Trump had “a record of strength and success” while Biden had “a record of weakness and failure,” she said on Monday.
“Joe Biden is good for Iran and ISIS, great for communist China, and he’s a godsend to everyone who wants America to apologize, abstain, and abandon our values,” she said.
“Donald Trump takes a different approach. He’s tough on China, and he took on ISIS and won. And he tells the world what it needs to hear.”
‘Even on our worst day, we are blessed to live in America’
Confronting the issue of race, Haley cited her experience as the child of immigrants who wore a turban and a sari, saying while they faced discrimination and hardship, “my parents never gave in to grievance and hate.”
“My mom built a successful business. My dad taught 30 years at a historically black college. And the people of South Carolina chose me as their first minority and first female governor,” she said.
“America is a story that’s a work in progress. Now is the time to build on that progress, and make America even freer, fairer, and better for everyone. That’s why it’s so tragic to see so much of the Democratic Party turn a blind eye toward riots and rage.”
Alluding to the “black lives matter” catchphrase, Haley continued, “of course we value and respect every black life. The black cops who’ve been shot in the line of duty – they matter. The black small business owners who’ve watched their life’s work go up in flames – they matter. The black kids who’ve been gunned down on the playground – their lives matter too. And their lives are being ruined and stolen by the violence on our streets.”

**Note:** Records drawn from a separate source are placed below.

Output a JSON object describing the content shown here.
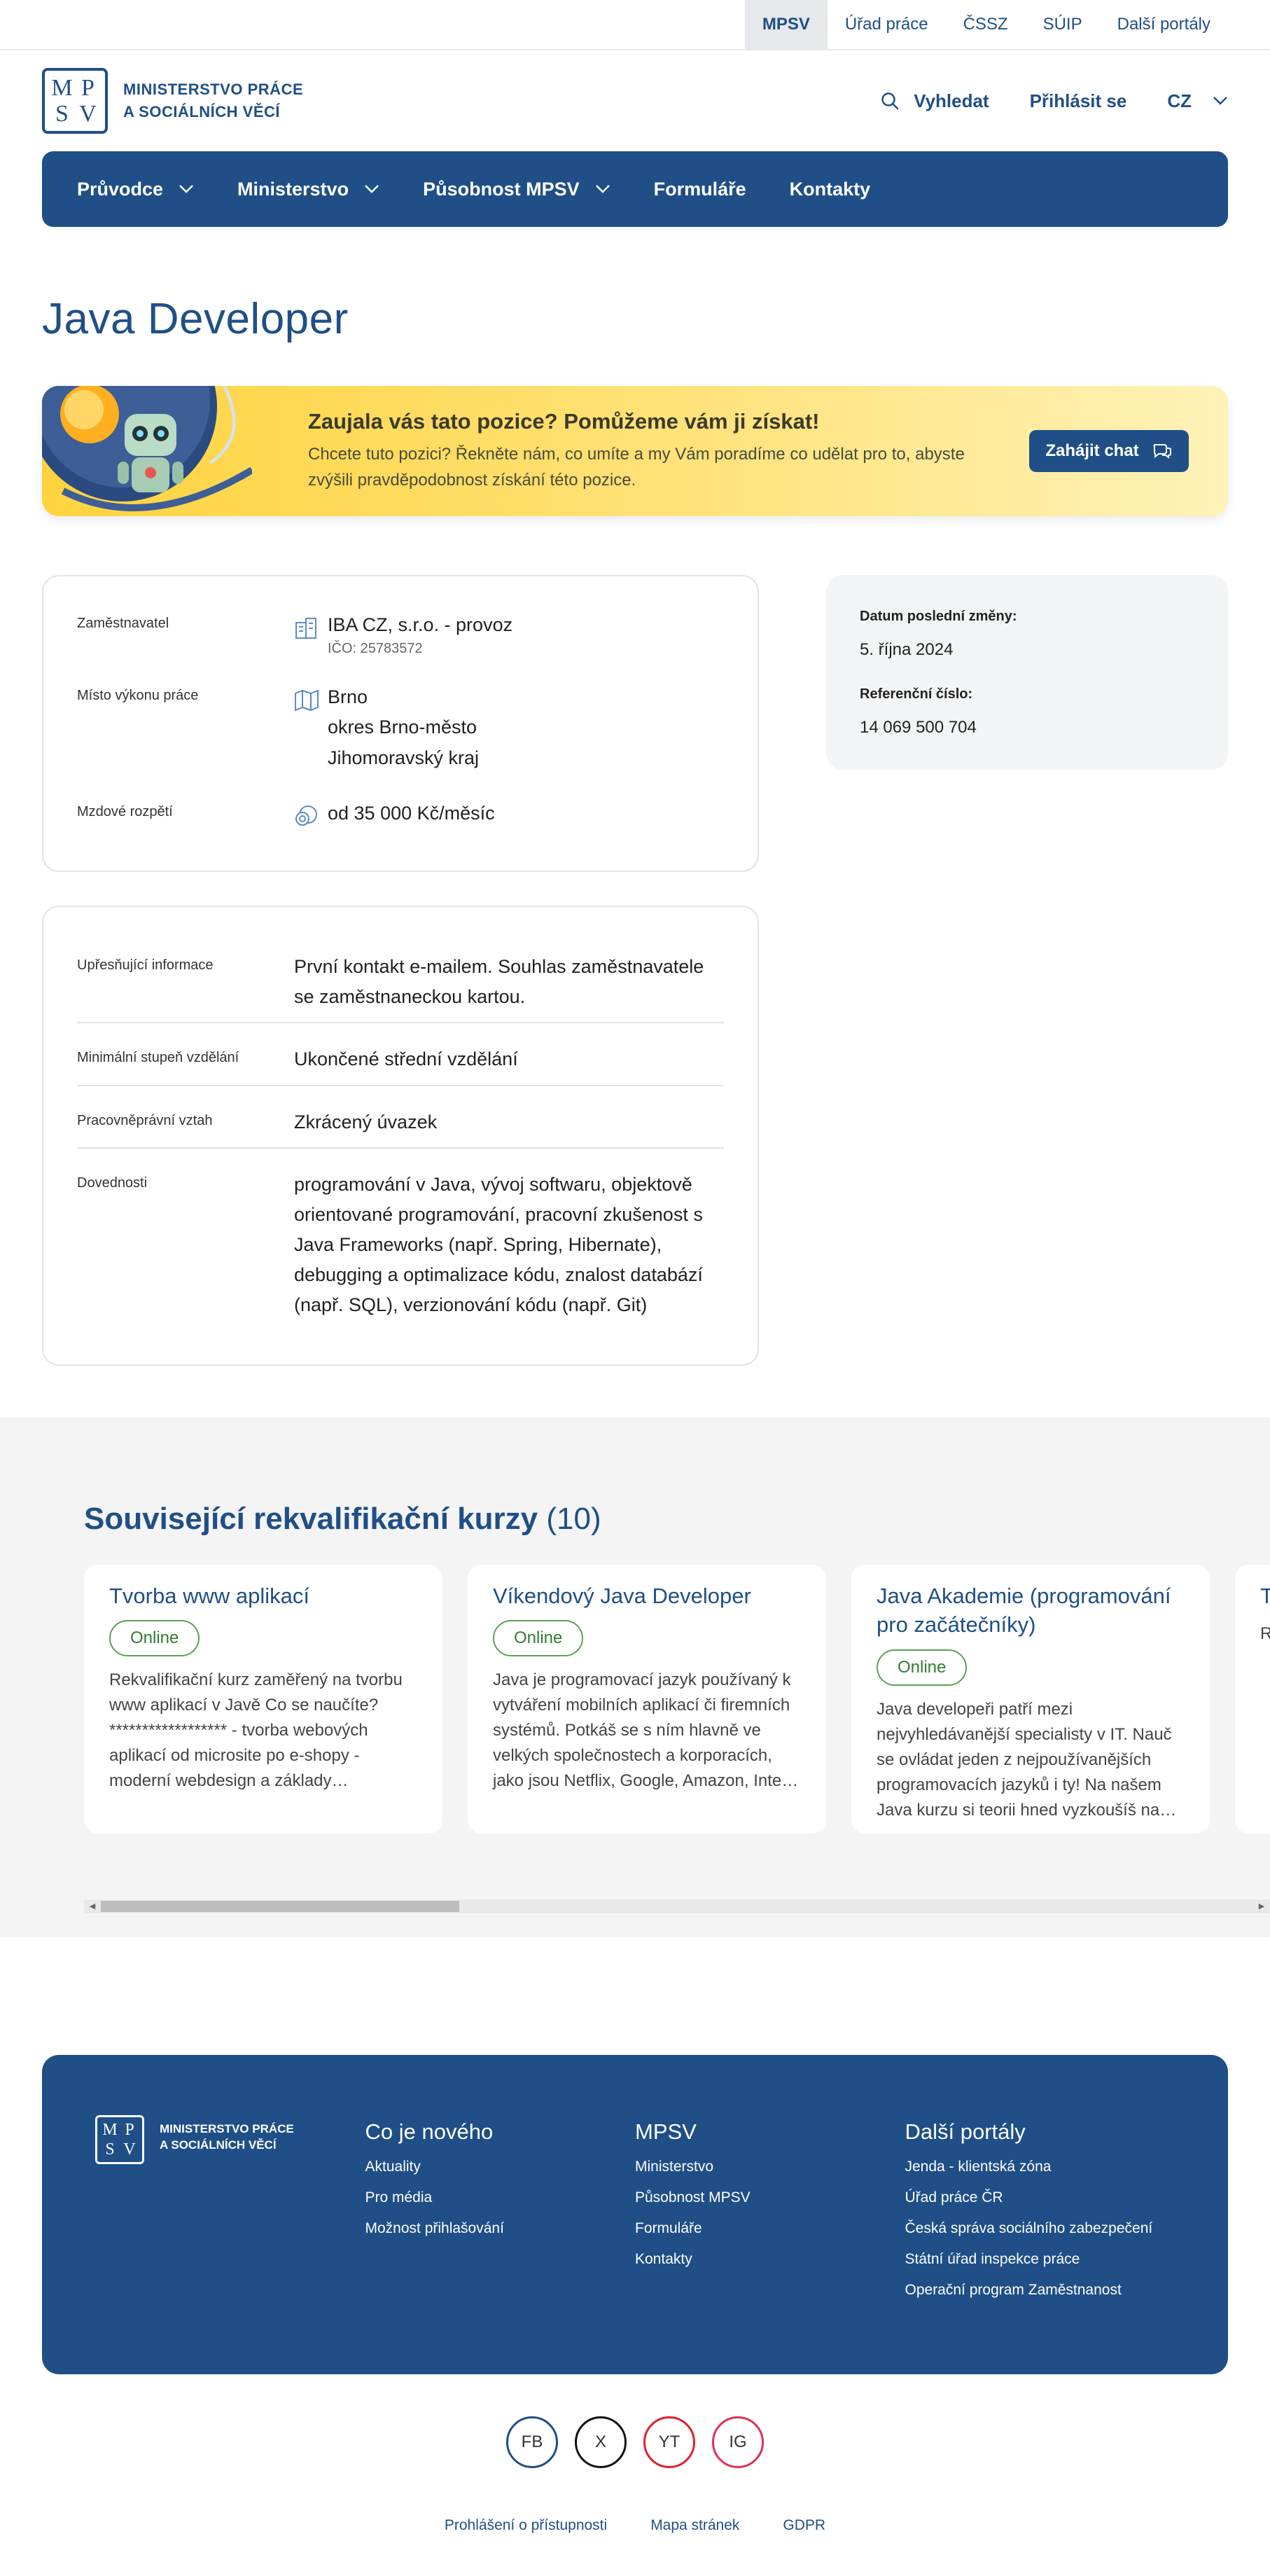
{
  "topbar": {
    "links": [
      "MPSV",
      "Úřad práce",
      "ČSSZ",
      "SÚIP",
      "Další portály"
    ],
    "active": "MPSV"
  },
  "logo": {
    "letters": [
      "M",
      "P",
      "S",
      "V"
    ],
    "line1": "MINISTERSTVO PRÁCE",
    "line2": "A SOCIÁLNÍCH VĚCÍ"
  },
  "header": {
    "search_label": "Vyhledat",
    "login_label": "Přihlásit se",
    "lang_label": "CZ"
  },
  "nav": {
    "items": [
      "Průvodce",
      "Ministerstvo",
      "Působnost MPSV",
      "Formuláře",
      "Kontakty"
    ]
  },
  "page_title": "Java Developer",
  "banner": {
    "title": "Zaujala vás tato pozice? Pomůžeme vám ji získat!",
    "subtitle": "Chcete tuto pozici? Řekněte nám, co umíte a my Vám poradíme co udělat pro to, abyste zvýšili pravděpodobnost získání této pozice.",
    "button": "Zahájit chat"
  },
  "job": {
    "employer_label": "Zaměstnavatel",
    "employer_name": "IBA CZ, s.r.o. - provoz",
    "employer_ico": "IČO: 25783572",
    "location_label": "Místo výkonu práce",
    "location_city": "Brno",
    "location_district": "okres Brno-město",
    "location_region": "Jihomoravský kraj",
    "salary_label": "Mzdové rozpětí",
    "salary_value": "od 35 000 Kč/měsíc"
  },
  "details": [
    {
      "label": "Upřesňující informace",
      "value": "První kontakt e-mailem. Souhlas zaměstnavatele se zaměstnaneckou kartou."
    },
    {
      "label": "Minimální stupeň vzdělání",
      "value": "Ukončené střední vzdělání"
    },
    {
      "label": "Pracovněprávní vztah",
      "value": "Zkrácený úvazek"
    },
    {
      "label": "Dovednosti",
      "value": "programování v Java, vývoj softwaru, objektově orientované programování, pracovní zkušenost s Java Frameworks (např. Spring, Hibernate), debugging a optimalizace kódu, znalost databází (např. SQL), verzionování kódu (např. Git)"
    }
  ],
  "meta": {
    "changed_label": "Datum poslední změny:",
    "changed_value": "5. října 2024",
    "ref_label": "Referenční číslo:",
    "ref_value": "14 069 500 704"
  },
  "courses": {
    "title": "Související rekvalifikační kurzy",
    "count": "(10)",
    "items": [
      {
        "title": "Tvorba www aplikací",
        "badge": "Online",
        "desc": "Rekvalifikační kurz zaměřený na tvorbu www aplikací v Javě Co se naučíte? ****************** - tvorba webových aplikací od microsite po e-shopy - moderní webdesign a základy…"
      },
      {
        "title": "Víkendový Java Developer",
        "badge": "Online",
        "desc": "Java je programovací jazyk používaný k vytváření mobilních aplikací či firemních systémů. Potkáš se s ním hlavně ve velkých společnostech a korporacích, jako jsou Netflix, Google, Amazon, Inte…"
      },
      {
        "title": "Java Akademie (programování pro začátečníky)",
        "badge": "Online",
        "desc": "Java developeři patří mezi nejvyhledávanější specialisty v IT. Nauč se ovládat jeden z nejpoužívanějších programovacích jazyků i ty! Na našem Java kurzu si teorii hned vyzkoušíš na…"
      },
      {
        "title": "T",
        "badge": "",
        "desc": "R w m a"
      }
    ]
  },
  "footer": {
    "logo_line1": "MINISTERSTVO PRÁCE",
    "logo_line2": "A SOCIÁLNÍCH VĚCÍ",
    "columns": [
      {
        "title": "Co je nového",
        "links": [
          "Aktuality",
          "Pro média",
          "Možnost přihlašování"
        ]
      },
      {
        "title": "MPSV",
        "links": [
          "Ministerstvo",
          "Působnost MPSV",
          "Formuláře",
          "Kontakty"
        ]
      },
      {
        "title": "Další portály",
        "links": [
          "Jenda - klientská zóna",
          "Úřad práce ČR",
          "Česká správa sociálního zabezpečení",
          "Státní úřad inspekce práce",
          "Operační program Zaměstnanost"
        ]
      }
    ]
  },
  "social": [
    {
      "label": "FB",
      "color": "#1f4f86"
    },
    {
      "label": "X",
      "color": "#111111"
    },
    {
      "label": "YT",
      "color": "#e0202a"
    },
    {
      "label": "IG",
      "color": "#e0305a"
    }
  ],
  "bottom_links": [
    "Prohlášení o přístupnosti",
    "Mapa stránek",
    "GDPR"
  ]
}
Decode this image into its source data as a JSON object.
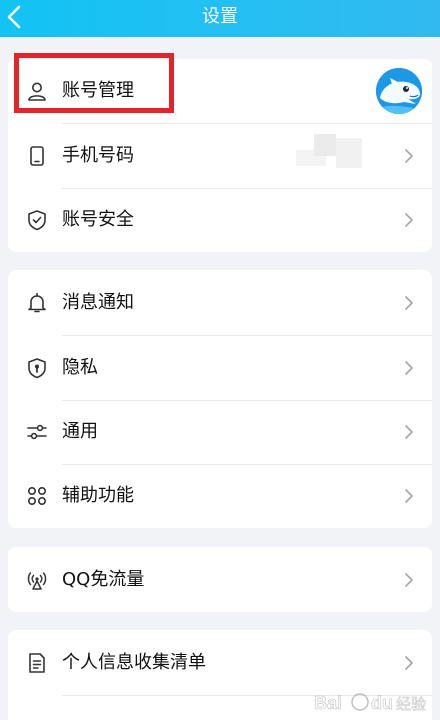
{
  "header": {
    "title": "设置"
  },
  "account_section": {
    "items": [
      {
        "label": "账号管理",
        "icon": "person-icon"
      },
      {
        "label": "手机号码",
        "icon": "phone-icon"
      },
      {
        "label": "账号安全",
        "icon": "shield-check-icon"
      }
    ]
  },
  "general_section": {
    "items": [
      {
        "label": "消息通知",
        "icon": "bell-icon"
      },
      {
        "label": "隐私",
        "icon": "privacy-shield-icon"
      },
      {
        "label": "通用",
        "icon": "sliders-icon"
      },
      {
        "label": "辅助功能",
        "icon": "grid-icon"
      }
    ]
  },
  "data_section": {
    "items": [
      {
        "label": "QQ免流量",
        "icon": "signal-icon"
      }
    ]
  },
  "info_section": {
    "items": [
      {
        "label": "个人信息收集清单",
        "icon": "document-icon"
      }
    ]
  },
  "colors": {
    "header": "#23bff2",
    "highlight": "#e3242b",
    "background": "#f2f3f6"
  },
  "watermark": "Bai du 经验"
}
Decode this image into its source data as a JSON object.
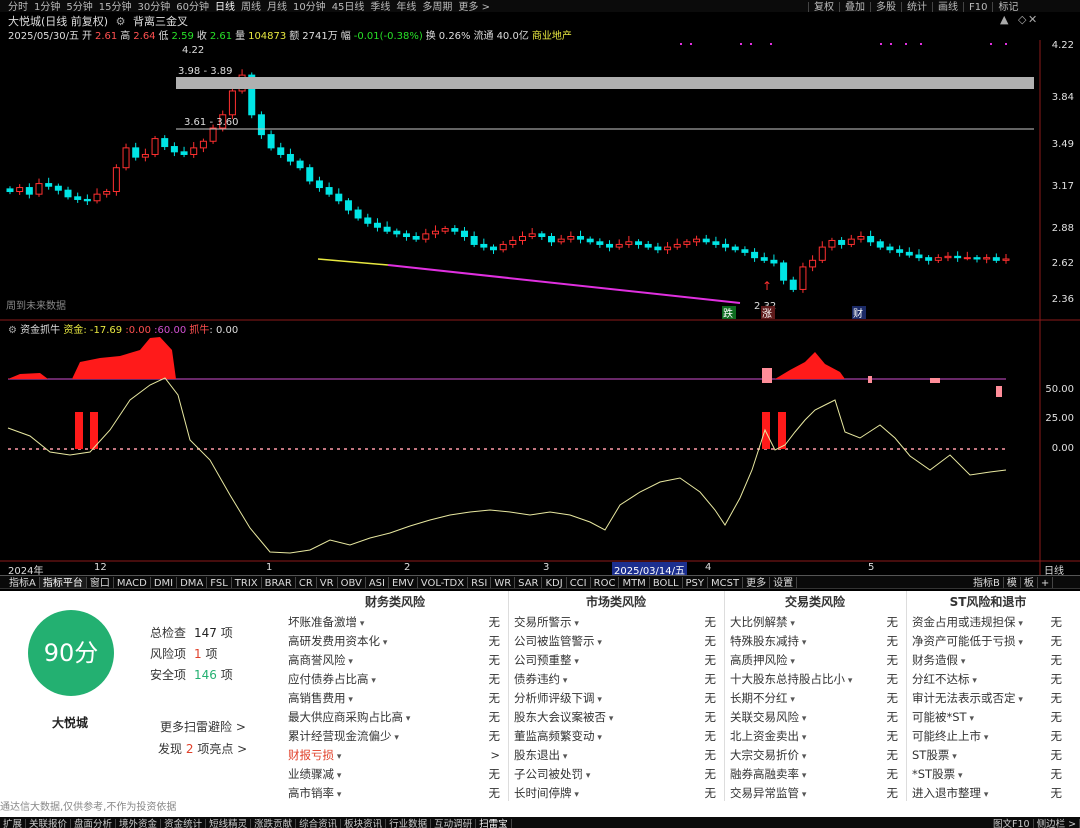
{
  "topbar": {
    "periods": [
      "分时",
      "1分钟",
      "5分钟",
      "15分钟",
      "30分钟",
      "60分钟",
      "日线",
      "周线",
      "月线",
      "10分钟",
      "45日线",
      "季线",
      "年线",
      "多周期",
      "更多 >"
    ],
    "active": "日线",
    "right_tools": [
      "复权",
      "叠加",
      "多股",
      "统计",
      "画线",
      "F10",
      "标记"
    ]
  },
  "header": {
    "stock": "大悦城(日线 前复权)",
    "mode_icon": "gear-icon",
    "strategy": "背离三金叉",
    "date": "2025/05/30/五",
    "open_label": "开",
    "open": "2.61",
    "high_label": "高",
    "high": "2.64",
    "low_label": "低",
    "low": "2.59",
    "close_label": "收",
    "close": "2.61",
    "volume_label": "量",
    "volume": "104873",
    "amount_label": "额",
    "amount": "2741万",
    "change_label": "幅",
    "change": "-0.01(-0.38%)",
    "turnover_label": "换",
    "turnover": "0.26%",
    "float_label": "流通",
    "float": "40.0亿",
    "sector": "商业地产"
  },
  "price_axis": {
    "labels": [
      "4.22",
      "3.84",
      "3.49",
      "3.17",
      "2.88",
      "2.62",
      "2.36"
    ]
  },
  "chart_data": {
    "type": "candlestick",
    "title": "大悦城(日线 前复权)",
    "x_month_labels": [
      "2024年",
      "12",
      "1",
      "2",
      "3",
      "2025/03/14/五",
      "4",
      "5"
    ],
    "price_ylim": [
      2.25,
      4.3
    ],
    "high_mark": "4.22",
    "low_mark": "2.32",
    "annotations": [
      "3.98 - 3.89",
      "3.61 - 3.60"
    ],
    "events": [
      "跌",
      "涨",
      "财"
    ],
    "footnote": "周到未来数据",
    "indicator": {
      "name": "资金抓牛",
      "fund_label": "资金",
      "fund_value": "-17.69",
      "level_a": "0.00",
      "level_b": "60.00",
      "bull_label": "抓牛",
      "bull_value": "0.00",
      "axis_labels": [
        "50.00",
        "25.00",
        "0.00"
      ]
    }
  },
  "tabs": {
    "items": [
      "指标A",
      "指标平台",
      "窗口",
      "MACD",
      "DMI",
      "DMA",
      "FSL",
      "TRIX",
      "BRAR",
      "CR",
      "VR",
      "OBV",
      "ASI",
      "EMV",
      "VOL-TDX",
      "RSI",
      "WR",
      "SAR",
      "KDJ",
      "CCI",
      "ROC",
      "MTM",
      "BOLL",
      "PSY",
      "MCST",
      "更多",
      "设置"
    ],
    "right": [
      "指标B",
      "模",
      "板",
      "+"
    ]
  },
  "panel": {
    "score": "90分",
    "company": "大悦城",
    "total_label": "总检查",
    "total": "147",
    "unit": "项",
    "risk_label": "风险项",
    "risk": "1",
    "safe_label": "安全项",
    "safe": "146",
    "more_link": "更多扫雷避险 >",
    "found_prefix": "发现",
    "found": "2",
    "found_suffix": "项亮点 >",
    "disclaimer": "通达信大数据,仅供参考,不作为投资依据",
    "columns": [
      {
        "title": "财务类风险",
        "rows": [
          {
            "label": "坏账准备激增",
            "value": "无"
          },
          {
            "label": "高研发费用资本化",
            "value": "无"
          },
          {
            "label": "高商誉风险",
            "value": "无"
          },
          {
            "label": "应付债券占比高",
            "value": "无"
          },
          {
            "label": "高销售费用",
            "value": "无"
          },
          {
            "label": "最大供应商采购占比高",
            "value": "无"
          },
          {
            "label": "累计经营现金流偏少",
            "value": "无"
          },
          {
            "label": "财报亏损",
            "value": ">",
            "warn": true
          },
          {
            "label": "业绩骤减",
            "value": "无"
          },
          {
            "label": "高市销率",
            "value": "无"
          }
        ]
      },
      {
        "title": "市场类风险",
        "rows": [
          {
            "label": "交易所警示",
            "value": "无"
          },
          {
            "label": "公司被监管警示",
            "value": "无"
          },
          {
            "label": "公司预重整",
            "value": "无"
          },
          {
            "label": "债券违约",
            "value": "无"
          },
          {
            "label": "分析师评级下调",
            "value": "无"
          },
          {
            "label": "股东大会议案被否",
            "value": "无"
          },
          {
            "label": "董监高频繁变动",
            "value": "无"
          },
          {
            "label": "股东退出",
            "value": "无"
          },
          {
            "label": "子公司被处罚",
            "value": "无"
          },
          {
            "label": "长时间停牌",
            "value": "无"
          }
        ]
      },
      {
        "title": "交易类风险",
        "rows": [
          {
            "label": "大比例解禁",
            "value": "无"
          },
          {
            "label": "特殊股东减持",
            "value": "无"
          },
          {
            "label": "高质押风险",
            "value": "无"
          },
          {
            "label": "十大股东总持股占比小",
            "value": "无"
          },
          {
            "label": "长期不分红",
            "value": "无"
          },
          {
            "label": "关联交易风险",
            "value": "无"
          },
          {
            "label": "北上资金卖出",
            "value": "无"
          },
          {
            "label": "大宗交易折价",
            "value": "无"
          },
          {
            "label": "融券高融卖率",
            "value": "无"
          },
          {
            "label": "交易异常监管",
            "value": "无"
          }
        ]
      },
      {
        "title": "ST风险和退市",
        "rows": [
          {
            "label": "资金占用或违规担保",
            "value": "无"
          },
          {
            "label": "净资产可能低于亏损",
            "value": "无"
          },
          {
            "label": "财务造假",
            "value": "无"
          },
          {
            "label": "分红不达标",
            "value": "无"
          },
          {
            "label": "审计无法表示或否定",
            "value": "无"
          },
          {
            "label": "可能被*ST",
            "value": "无"
          },
          {
            "label": "可能终止上市",
            "value": "无"
          },
          {
            "label": "ST股票",
            "value": "无"
          },
          {
            "label": "*ST股票",
            "value": "无"
          },
          {
            "label": "进入退市整理",
            "value": "无"
          }
        ]
      }
    ]
  },
  "bottom_bar": {
    "items": [
      "扩展",
      "关联报价",
      "盘面分析",
      "境外资金",
      "资金统计",
      "短线精灵",
      "涨跌贡献",
      "综合资讯",
      "板块资讯",
      "行业数据",
      "互动调研",
      "扫雷宝"
    ],
    "right": [
      "图文F10",
      "侧边栏 >"
    ]
  },
  "colors": {
    "up": "#ff3030",
    "down": "#00e5e5",
    "panel_bg": "#ffffff",
    "score": "#23b071",
    "warn": "#e0402a"
  }
}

Haley recalled the killing by a white supremacist of nine African Americans in a church shooting in Charleston, S.C. five years ago, and the subsequent decision to remove the Confederate flag from the state Capitol grounds.
“After that horrific tragedy, we didn’t turn against each other,” she said. “We came together – black and white, Democrat and Republican. Together, we made the hard choices needed to heal – and removed a divisive symbol, peacefully and respectfully.”
“What happened then should give us hope now,” Haley said. “America isn’t perfect. But the principles we hold dear are perfect. If there’s one thing I’ve learned, it’s that even on our worst day, we are blessed to live in America.”
“It’s time to keep that blessing alive for the next generation. This president, and this party, are committed to that noble task.”